To be so, apparently, he would either have to be in his parents’ care (they have returned to Chile from Springs) or in the care of a legal guardian. His cousin, Silvia Rea, says she is his legal guardian, but a Family Court judge has yet to say so. In the meantime, the boy, who would be a junior, is dangling while everyone argues about whether he should be allowed to avail himself of a gold-plated East Hampton High School education.
One of those commenting on the article, which appeared on the Patch.com Web site last week, raised the specter of European kids flocking to distant relatives’ homes in Springs so they, too, could get educated here. I doubt it. If it were Montgomery County, Md., where my eldest daughter teaches, which has the top schools in the country, maybe.

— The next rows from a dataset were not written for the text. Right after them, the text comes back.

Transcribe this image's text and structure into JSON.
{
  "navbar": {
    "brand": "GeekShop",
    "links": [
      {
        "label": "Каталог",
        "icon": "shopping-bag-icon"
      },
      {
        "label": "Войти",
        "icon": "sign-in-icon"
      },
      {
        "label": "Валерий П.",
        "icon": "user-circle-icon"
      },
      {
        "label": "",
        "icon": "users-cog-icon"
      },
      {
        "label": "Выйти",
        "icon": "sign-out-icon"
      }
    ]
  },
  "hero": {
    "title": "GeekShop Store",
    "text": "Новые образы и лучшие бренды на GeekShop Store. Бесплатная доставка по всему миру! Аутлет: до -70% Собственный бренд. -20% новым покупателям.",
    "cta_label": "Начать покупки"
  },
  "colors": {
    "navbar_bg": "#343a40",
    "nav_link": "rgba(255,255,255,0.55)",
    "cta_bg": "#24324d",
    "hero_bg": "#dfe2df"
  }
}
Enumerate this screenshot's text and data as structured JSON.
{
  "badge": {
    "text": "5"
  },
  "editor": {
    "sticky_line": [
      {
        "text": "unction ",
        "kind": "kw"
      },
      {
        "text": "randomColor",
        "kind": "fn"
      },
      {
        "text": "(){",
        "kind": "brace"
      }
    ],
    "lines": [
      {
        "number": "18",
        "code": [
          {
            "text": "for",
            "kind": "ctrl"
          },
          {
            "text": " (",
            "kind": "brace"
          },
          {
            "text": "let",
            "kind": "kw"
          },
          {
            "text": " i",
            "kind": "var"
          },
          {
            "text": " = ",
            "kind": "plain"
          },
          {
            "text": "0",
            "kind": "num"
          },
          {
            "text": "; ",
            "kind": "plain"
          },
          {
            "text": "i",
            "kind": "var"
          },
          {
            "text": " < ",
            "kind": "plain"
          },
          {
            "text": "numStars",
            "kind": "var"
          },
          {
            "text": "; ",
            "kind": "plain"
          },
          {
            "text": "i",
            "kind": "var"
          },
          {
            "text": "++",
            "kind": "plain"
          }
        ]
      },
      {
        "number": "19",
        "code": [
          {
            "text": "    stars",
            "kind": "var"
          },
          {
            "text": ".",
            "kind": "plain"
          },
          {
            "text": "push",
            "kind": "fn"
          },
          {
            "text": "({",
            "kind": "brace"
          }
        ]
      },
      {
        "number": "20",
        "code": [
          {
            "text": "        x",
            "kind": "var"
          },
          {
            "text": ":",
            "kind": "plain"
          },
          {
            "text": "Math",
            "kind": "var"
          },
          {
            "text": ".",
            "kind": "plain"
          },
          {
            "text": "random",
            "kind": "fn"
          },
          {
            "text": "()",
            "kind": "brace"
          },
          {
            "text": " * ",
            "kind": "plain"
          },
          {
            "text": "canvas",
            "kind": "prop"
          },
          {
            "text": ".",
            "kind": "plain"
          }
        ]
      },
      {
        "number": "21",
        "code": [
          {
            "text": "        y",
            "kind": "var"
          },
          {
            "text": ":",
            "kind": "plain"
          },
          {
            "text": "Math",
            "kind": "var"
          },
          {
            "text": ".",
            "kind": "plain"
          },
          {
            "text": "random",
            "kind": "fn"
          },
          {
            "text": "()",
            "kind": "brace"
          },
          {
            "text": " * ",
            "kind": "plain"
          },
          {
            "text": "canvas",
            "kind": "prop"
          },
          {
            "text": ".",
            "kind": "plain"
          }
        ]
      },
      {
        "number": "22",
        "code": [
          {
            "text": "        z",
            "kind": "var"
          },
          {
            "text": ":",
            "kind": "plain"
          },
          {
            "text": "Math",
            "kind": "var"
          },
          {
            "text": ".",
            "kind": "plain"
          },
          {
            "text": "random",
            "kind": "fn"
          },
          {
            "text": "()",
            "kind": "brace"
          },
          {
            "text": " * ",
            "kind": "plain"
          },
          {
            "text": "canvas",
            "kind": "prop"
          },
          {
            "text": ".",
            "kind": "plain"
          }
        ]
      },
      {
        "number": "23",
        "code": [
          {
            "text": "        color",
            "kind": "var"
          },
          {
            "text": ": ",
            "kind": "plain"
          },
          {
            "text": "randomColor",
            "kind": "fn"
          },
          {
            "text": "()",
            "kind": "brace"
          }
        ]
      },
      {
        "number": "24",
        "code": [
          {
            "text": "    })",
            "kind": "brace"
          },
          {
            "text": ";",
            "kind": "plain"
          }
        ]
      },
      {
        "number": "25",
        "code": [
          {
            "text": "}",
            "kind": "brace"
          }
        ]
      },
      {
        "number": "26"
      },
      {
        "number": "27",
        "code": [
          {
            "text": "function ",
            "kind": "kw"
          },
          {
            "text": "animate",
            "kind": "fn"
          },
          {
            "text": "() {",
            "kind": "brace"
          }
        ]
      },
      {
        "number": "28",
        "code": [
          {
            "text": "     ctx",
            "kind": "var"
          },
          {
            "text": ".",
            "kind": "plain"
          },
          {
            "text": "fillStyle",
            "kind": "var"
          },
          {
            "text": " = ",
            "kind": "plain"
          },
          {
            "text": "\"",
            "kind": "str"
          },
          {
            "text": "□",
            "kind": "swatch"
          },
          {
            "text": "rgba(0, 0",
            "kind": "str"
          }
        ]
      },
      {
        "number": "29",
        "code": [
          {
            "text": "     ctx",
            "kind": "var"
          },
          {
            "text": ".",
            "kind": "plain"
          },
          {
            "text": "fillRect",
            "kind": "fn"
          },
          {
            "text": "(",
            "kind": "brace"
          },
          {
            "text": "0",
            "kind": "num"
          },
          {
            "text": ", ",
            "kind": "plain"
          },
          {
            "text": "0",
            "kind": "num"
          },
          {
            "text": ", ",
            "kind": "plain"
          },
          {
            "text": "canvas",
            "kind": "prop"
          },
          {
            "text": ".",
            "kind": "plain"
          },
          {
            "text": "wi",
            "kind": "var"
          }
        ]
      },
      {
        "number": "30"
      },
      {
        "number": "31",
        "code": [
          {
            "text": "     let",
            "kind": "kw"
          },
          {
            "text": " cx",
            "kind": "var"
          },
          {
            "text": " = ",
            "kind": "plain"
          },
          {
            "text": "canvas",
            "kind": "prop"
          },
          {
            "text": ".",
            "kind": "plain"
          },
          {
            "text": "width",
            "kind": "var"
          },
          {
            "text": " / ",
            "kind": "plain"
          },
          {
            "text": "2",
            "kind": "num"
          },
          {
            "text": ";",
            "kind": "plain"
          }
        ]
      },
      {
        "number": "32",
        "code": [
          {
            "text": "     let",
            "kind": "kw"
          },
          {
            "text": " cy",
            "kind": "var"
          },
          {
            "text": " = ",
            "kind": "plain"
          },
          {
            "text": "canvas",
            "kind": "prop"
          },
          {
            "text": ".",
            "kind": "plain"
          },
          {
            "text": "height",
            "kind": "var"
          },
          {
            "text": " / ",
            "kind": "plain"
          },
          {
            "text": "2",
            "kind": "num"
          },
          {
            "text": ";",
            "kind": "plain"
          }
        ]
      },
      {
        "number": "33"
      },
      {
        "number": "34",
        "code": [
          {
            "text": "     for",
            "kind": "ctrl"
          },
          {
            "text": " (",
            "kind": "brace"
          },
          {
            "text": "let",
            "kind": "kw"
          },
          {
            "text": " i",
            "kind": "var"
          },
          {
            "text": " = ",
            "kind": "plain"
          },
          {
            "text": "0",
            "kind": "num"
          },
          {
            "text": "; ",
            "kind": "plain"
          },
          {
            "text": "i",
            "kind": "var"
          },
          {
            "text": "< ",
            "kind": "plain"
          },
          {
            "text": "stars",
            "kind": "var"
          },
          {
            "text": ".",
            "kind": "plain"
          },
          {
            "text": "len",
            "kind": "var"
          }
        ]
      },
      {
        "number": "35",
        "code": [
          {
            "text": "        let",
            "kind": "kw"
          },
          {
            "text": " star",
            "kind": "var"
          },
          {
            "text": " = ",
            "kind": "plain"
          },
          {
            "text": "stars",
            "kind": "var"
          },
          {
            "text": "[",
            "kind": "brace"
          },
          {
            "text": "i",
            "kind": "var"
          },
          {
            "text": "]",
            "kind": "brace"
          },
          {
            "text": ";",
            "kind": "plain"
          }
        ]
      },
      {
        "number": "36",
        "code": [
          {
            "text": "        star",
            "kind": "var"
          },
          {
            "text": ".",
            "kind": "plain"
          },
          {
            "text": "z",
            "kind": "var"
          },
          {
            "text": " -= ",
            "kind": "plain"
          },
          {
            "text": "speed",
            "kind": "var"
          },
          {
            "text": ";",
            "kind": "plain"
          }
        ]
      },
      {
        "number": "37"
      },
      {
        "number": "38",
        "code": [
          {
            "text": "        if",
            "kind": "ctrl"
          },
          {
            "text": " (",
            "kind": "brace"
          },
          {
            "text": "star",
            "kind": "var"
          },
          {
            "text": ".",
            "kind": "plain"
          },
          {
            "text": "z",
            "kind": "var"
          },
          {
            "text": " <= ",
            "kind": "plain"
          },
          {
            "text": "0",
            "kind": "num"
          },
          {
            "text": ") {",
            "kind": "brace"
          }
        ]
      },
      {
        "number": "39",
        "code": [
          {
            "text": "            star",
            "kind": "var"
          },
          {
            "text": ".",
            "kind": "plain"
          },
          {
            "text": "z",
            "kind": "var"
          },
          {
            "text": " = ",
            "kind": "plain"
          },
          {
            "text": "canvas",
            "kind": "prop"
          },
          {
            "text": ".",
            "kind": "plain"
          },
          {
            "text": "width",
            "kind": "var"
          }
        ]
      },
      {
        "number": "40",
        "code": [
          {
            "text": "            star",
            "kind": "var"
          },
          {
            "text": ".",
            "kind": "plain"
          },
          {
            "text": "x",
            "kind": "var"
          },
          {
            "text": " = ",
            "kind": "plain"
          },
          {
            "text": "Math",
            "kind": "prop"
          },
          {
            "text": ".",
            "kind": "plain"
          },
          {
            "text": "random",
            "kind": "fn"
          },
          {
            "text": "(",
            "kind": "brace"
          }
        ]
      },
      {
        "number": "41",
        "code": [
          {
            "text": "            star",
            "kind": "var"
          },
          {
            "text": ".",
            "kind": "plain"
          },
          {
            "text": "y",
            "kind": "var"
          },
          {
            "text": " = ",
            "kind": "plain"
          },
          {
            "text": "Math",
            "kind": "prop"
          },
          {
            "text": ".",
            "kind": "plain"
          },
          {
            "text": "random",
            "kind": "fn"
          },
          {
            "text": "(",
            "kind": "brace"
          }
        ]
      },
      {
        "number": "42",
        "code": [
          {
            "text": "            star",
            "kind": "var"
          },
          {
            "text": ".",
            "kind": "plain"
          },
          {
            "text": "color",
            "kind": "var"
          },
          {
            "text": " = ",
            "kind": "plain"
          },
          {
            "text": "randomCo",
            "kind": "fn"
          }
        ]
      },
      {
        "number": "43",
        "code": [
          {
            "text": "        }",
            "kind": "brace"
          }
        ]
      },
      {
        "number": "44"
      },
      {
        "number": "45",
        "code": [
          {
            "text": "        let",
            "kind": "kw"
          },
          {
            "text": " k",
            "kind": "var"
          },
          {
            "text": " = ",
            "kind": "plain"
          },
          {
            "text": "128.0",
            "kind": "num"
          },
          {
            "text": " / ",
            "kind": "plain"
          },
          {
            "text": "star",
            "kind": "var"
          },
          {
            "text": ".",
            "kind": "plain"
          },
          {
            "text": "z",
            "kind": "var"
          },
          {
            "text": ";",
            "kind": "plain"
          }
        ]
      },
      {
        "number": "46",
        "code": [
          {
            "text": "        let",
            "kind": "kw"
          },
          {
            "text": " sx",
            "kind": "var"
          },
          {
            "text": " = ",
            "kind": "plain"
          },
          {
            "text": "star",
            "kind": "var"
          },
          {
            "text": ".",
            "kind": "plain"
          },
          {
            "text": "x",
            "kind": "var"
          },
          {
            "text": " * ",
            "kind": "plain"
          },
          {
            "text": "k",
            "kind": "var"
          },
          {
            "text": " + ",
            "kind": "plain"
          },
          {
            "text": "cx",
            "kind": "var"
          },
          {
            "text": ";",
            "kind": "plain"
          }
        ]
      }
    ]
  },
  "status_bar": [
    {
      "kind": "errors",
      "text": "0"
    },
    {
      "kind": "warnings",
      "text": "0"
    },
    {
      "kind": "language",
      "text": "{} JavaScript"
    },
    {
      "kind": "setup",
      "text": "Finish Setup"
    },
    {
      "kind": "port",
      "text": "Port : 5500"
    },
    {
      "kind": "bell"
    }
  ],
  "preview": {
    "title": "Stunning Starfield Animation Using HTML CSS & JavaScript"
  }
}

And speaking of my daughter, who moved here from suburban Pittsburgh so that she could spend the second semester of her senior high school year with me, I was reminded the other night that I never had custody. It had been denied to me when, years before, I had asked their mother, from whom I was divorced, that we share it. (Had we done so, I might have been eligible for affordable housing here.)
But that was then. No sharp-eyed school attorney, alerted to possible fraud by a budget-conscious complainant, ever challenged me. “Graves is a parent, yes, but his wife denied him legal custody. . . .”
In fact, Emily, blond, blue-eyed, and a drop-dead cheerleader, was welcomed at the high school with open arms!
That’s not all. For a time, Mary and I harbored at our house at Harbor View a “foster daughter” (also blond, blue-eyed, and irrepressible) whose father had reneged on his care-giving responsibilities. We said, “Come live with us,” and she did. No formal papers of any kind. We were not her parents, we were not her relatives, we were not her legal guardians. She continued going to the high school. Nobody said a thing. She’s done well too. Soon she’s going to law school.
Of course I know, now that I’ve confessed to fraud in two cases, that what I say may not be deemed worthy, but I think it’s a crock. Let the kid go to school, while, in the meantime Ms. Rea fills out, in the words of one commenter, “el maldito certificado.”
As one of my friends always reminds me whenever I begin to moan about school taxes, “It’s your turn now — somebody did it for you.”